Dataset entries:
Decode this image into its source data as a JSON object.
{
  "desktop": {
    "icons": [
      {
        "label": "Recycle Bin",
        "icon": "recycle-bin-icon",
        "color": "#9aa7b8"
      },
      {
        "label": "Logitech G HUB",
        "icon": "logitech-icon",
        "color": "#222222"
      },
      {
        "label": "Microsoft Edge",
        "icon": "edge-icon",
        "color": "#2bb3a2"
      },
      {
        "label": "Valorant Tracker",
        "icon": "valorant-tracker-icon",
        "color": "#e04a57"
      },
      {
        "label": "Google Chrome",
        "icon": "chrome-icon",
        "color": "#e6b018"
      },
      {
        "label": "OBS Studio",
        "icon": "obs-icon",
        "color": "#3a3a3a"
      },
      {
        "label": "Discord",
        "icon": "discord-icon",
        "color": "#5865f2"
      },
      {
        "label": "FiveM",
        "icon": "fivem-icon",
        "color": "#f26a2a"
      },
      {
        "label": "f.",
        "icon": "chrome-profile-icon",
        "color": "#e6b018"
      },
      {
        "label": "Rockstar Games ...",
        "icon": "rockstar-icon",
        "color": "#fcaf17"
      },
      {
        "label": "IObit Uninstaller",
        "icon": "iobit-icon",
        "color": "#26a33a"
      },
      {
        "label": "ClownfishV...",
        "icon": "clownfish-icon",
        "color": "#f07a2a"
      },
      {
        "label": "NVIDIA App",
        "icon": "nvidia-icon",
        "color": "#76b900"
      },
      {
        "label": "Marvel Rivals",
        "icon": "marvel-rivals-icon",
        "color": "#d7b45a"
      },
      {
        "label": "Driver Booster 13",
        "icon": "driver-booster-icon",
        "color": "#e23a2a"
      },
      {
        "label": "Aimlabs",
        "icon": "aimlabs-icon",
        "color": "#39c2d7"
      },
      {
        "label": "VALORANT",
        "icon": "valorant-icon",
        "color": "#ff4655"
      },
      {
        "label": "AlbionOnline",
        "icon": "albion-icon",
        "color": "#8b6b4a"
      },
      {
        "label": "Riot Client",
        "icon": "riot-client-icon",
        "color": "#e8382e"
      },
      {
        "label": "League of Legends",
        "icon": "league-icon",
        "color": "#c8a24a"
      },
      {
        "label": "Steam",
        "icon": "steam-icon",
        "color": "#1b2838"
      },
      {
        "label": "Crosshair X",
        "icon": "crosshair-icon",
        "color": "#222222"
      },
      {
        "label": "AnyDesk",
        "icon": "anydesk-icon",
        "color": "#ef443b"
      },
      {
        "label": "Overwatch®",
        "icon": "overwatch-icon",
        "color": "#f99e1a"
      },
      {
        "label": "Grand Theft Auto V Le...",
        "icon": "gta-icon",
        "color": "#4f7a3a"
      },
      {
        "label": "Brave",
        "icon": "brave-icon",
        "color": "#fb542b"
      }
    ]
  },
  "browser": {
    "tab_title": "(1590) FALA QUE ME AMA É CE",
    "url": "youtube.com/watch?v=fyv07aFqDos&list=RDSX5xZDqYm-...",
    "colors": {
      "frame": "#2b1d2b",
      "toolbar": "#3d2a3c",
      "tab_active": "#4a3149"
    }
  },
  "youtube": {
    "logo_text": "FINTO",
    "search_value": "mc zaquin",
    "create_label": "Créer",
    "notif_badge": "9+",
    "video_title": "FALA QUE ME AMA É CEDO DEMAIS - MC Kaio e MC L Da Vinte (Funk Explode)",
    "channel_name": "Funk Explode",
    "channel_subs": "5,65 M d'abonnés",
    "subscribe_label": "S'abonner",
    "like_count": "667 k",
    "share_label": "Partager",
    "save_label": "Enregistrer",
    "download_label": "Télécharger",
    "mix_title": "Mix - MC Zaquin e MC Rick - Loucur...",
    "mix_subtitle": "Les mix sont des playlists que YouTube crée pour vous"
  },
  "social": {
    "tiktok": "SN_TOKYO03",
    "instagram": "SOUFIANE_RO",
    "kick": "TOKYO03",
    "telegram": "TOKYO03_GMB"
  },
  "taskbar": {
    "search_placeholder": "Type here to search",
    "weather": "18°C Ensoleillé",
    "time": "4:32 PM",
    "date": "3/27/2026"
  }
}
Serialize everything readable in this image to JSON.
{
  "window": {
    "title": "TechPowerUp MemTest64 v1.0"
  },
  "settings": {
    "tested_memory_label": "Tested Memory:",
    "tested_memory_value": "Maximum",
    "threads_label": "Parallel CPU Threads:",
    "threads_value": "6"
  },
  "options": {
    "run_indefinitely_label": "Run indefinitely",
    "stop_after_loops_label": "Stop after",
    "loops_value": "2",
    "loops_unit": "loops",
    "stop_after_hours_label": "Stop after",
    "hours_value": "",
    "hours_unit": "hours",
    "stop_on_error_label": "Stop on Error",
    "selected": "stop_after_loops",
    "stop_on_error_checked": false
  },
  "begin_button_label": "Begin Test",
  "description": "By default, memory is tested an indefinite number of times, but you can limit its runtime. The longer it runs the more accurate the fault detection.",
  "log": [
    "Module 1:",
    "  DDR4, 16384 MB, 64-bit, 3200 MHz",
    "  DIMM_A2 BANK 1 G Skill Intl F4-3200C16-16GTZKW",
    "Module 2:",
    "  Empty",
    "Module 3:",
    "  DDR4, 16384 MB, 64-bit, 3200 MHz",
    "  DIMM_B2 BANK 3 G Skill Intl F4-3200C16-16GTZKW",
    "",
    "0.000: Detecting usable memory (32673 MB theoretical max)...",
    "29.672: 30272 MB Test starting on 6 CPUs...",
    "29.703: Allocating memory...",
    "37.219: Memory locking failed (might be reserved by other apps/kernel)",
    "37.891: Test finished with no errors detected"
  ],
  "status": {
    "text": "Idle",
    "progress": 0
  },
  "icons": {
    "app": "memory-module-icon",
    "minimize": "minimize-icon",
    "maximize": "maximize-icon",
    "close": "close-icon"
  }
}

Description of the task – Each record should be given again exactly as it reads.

Exercise answer –
Decode this image into its source data as a JSON object.
{
  "desktop": {
    "icons": [
      {
        "label": "Recycle Bin",
        "icon": "recycle-bin-icon",
        "color": "#9aa7b8"
      },
      {
        "label": "Logitech G HUB",
        "icon": "logitech-icon",
        "color": "#222222"
      },
      {
        "label": "Microsoft Edge",
        "icon": "edge-icon",
        "color": "#2bb3a2"
      },
      {
        "label": "Valorant Tracker",
        "icon": "valorant-tracker-icon",
        "color": "#e04a57"
      },
      {
        "label": "Google Chrome",
        "icon": "chrome-icon",
        "color": "#e6b018"
      },
      {
        "label": "OBS Studio",
        "icon": "obs-icon",
        "color": "#3a3a3a"
      },
      {
        "label": "Discord",
        "icon": "discord-icon",
        "color": "#5865f2"
      },
      {
        "label": "FiveM",
        "icon": "fivem-icon",
        "color": "#f26a2a"
      },
      {
        "label": "f.",
        "icon": "chrome-profile-icon",
        "color": "#e6b018"
      },
      {
        "label": "Rockstar Games ...",
        "icon": "rockstar-icon",
        "color": "#fcaf17"
      },
      {
        "label": "IObit Uninstaller",
        "icon": "iobit-icon",
        "color": "#26a33a"
      },
      {
        "label": "ClownfishV...",
        "icon": "clownfish-icon",
        "color": "#f07a2a"
      },
      {
        "label": "NVIDIA App",
        "icon": "nvidia-icon",
        "color": "#76b900"
      },
      {
        "label": "Marvel Rivals",
        "icon": "marvel-rivals-icon",
        "color": "#d7b45a"
      },
      {
        "label": "Driver Booster 13",
        "icon": "driver-booster-icon",
        "color": "#e23a2a"
      },
      {
        "label": "Aimlabs",
        "icon": "aimlabs-icon",
        "color": "#39c2d7"
      },
      {
        "label": "VALORANT",
        "icon": "valorant-icon",
        "color": "#ff4655"
      },
      {
        "label": "AlbionOnline",
        "icon": "albion-icon",
        "color": "#8b6b4a"
      },
      {
        "label": "Riot Client",
        "icon": "riot-client-icon",
        "color": "#e8382e"
      },
      {
        "label": "League of Legends",
        "icon": "league-icon",
        "color": "#c8a24a"
      },
      {
        "label": "Steam",
        "icon": "steam-icon",
        "color": "#1b2838"
      },
      {
        "label": "Crosshair X",
        "icon": "crosshair-icon",
        "color": "#222222"
      },
      {
        "label": "AnyDesk",
        "icon": "anydesk-icon",
        "color": "#ef443b"
      },
      {
        "label": "Overwatch®",
        "icon": "overwatch-icon",
        "color": "#f99e1a"
      },
      {
        "label": "Grand Theft Auto V Le...",
        "icon": "gta-icon",
        "color": "#4f7a3a"
      },
      {
        "label": "Brave",
        "icon": "brave-icon",
        "color": "#fb542b"
      }
    ]
  },
  "browser": {
    "tab_title": "(1590) FALA QUE ME AMA É CE",
    "url": "youtube.com/watch?v=fyv07aFqDos&list=RDSX5xZDqYm-...",
    "colors": {
      "frame": "#2b1d2b",
      "toolbar": "#3d2a3c",
      "tab_active": "#4a3149"
    }
  },
  "youtube": {
    "logo_text": "FINTO",
    "search_value": "mc zaquin",
    "create_label": "Créer",
    "notif_badge": "9+",
    "video_title": "FALA QUE ME AMA É CEDO DEMAIS - MC Kaio e MC L Da Vinte (Funk Explode)",
    "channel_name": "Funk Explode",
    "channel_subs": "5,65 M d'abonnés",
    "subscribe_label": "S'abonner",
    "like_count": "667 k",
    "share_label": "Partager",
    "save_label": "Enregistrer",
    "download_label": "Télécharger",
    "mix_title": "Mix - MC Zaquin e MC Rick - Loucur...",
    "mix_subtitle": "Les mix sont des playlists que YouTube crée pour vous"
  },
  "social": {
    "tiktok": "SN_TOKYO03",
    "instagram": "SOUFIANE_RO",
    "kick": "TOKYO03",
    "telegram": "TOKYO03_GMB"
  },
  "taskbar": {
    "search_placeholder": "Type here to search",
    "weather": "18°C Ensoleillé",
    "time": "4:32 PM",
    "date": "3/27/2026"
  }
}
Serialize everything readable in this image to JSON.
{
  "window": {
    "title": "TechPowerUp MemTest64 v1.0"
  },
  "settings": {
    "tested_memory_label": "Tested Memory:",
    "tested_memory_value": "Maximum",
    "threads_label": "Parallel CPU Threads:",
    "threads_value": "6"
  },
  "options": {
    "run_indefinitely_label": "Run indefinitely",
    "stop_after_loops_label": "Stop after",
    "loops_value": "2",
    "loops_unit": "loops",
    "stop_after_hours_label": "Stop after",
    "hours_value": "",
    "hours_unit": "hours",
    "stop_on_error_label": "Stop on Error",
    "selected": "stop_after_loops",
    "stop_on_error_checked": false
  },
  "begin_button_label": "Begin Test",
  "description": "By default, memory is tested an indefinite number of times, but you can limit its runtime. The longer it runs the more accurate the fault detection.",
  "log": [
    "Module 1:",
    "  DDR4, 16384 MB, 64-bit, 3200 MHz",
    "  DIMM_A2 BANK 1 G Skill Intl F4-3200C16-16GTZKW",
    "Module 2:",
    "  Empty",
    "Module 3:",
    "  DDR4, 16384 MB, 64-bit, 3200 MHz",
    "  DIMM_B2 BANK 3 G Skill Intl F4-3200C16-16GTZKW",
    "",
    "0.000: Detecting usable memory (32673 MB theoretical max)...",
    "29.672: 30272 MB Test starting on 6 CPUs...",
    "29.703: Allocating memory...",
    "37.219: Memory locking failed (might be reserved by other apps/kernel)",
    "37.891: Test finished with no errors detected"
  ],
  "status": {
    "text": "Idle",
    "progress": 0
  },
  "icons": {
    "app": "memory-module-icon",
    "minimize": "minimize-icon",
    "maximize": "maximize-icon",
    "close": "close-icon"
  }
}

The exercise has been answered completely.